§ **YOUR INSTRUCTIONS**
Every line below is to be quoted exactly, with nothing added or dropped.

Start of DATA TO PROCESS

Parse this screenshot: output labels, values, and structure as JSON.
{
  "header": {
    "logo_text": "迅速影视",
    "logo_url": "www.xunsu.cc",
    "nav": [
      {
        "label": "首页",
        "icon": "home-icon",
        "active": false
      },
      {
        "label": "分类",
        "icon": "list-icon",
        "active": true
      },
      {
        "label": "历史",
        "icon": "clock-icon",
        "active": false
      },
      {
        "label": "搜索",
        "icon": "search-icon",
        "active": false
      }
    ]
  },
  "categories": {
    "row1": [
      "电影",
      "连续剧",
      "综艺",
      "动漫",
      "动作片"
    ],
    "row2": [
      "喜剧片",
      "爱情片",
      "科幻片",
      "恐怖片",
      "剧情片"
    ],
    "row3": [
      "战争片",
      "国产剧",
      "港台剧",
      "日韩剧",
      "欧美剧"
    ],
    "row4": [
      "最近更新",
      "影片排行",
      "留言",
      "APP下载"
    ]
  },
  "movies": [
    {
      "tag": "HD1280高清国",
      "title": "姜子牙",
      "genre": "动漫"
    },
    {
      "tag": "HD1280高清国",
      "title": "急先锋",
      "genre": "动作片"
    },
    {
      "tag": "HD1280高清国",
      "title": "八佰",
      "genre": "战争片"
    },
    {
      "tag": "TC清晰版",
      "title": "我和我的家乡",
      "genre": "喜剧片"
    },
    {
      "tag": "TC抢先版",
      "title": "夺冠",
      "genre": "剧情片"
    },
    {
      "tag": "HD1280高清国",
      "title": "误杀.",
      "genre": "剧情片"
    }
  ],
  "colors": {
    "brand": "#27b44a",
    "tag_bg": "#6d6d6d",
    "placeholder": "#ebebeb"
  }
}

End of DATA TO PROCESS

§ **SOLUTION**
Parse this screenshot: output labels, values, and structure as JSON.
{
  "header": {
    "logo_text": "迅速影视",
    "logo_url": "www.xunsu.cc",
    "nav": [
      {
        "label": "首页",
        "icon": "home-icon",
        "active": false
      },
      {
        "label": "分类",
        "icon": "list-icon",
        "active": true
      },
      {
        "label": "历史",
        "icon": "clock-icon",
        "active": false
      },
      {
        "label": "搜索",
        "icon": "search-icon",
        "active": false
      }
    ]
  },
  "categories": {
    "row1": [
      "电影",
      "连续剧",
      "综艺",
      "动漫",
      "动作片"
    ],
    "row2": [
      "喜剧片",
      "爱情片",
      "科幻片",
      "恐怖片",
      "剧情片"
    ],
    "row3": [
      "战争片",
      "国产剧",
      "港台剧",
      "日韩剧",
      "欧美剧"
    ],
    "row4": [
      "最近更新",
      "影片排行",
      "留言",
      "APP下载"
    ]
  },
  "movies": [
    {
      "tag": "HD1280高清国",
      "title": "姜子牙",
      "genre": "动漫"
    },
    {
      "tag": "HD1280高清国",
      "title": "急先锋",
      "genre": "动作片"
    },
    {
      "tag": "HD1280高清国",
      "title": "八佰",
      "genre": "战争片"
    },
    {
      "tag": "TC清晰版",
      "title": "我和我的家乡",
      "genre": "喜剧片"
    },
    {
      "tag": "TC抢先版",
      "title": "夺冠",
      "genre": "剧情片"
    },
    {
      "tag": "HD1280高清国",
      "title": "误杀.",
      "genre": "剧情片"
    }
  ],
  "colors": {
    "brand": "#27b44a",
    "tag_bg": "#6d6d6d",
    "placeholder": "#ebebeb"
  }
}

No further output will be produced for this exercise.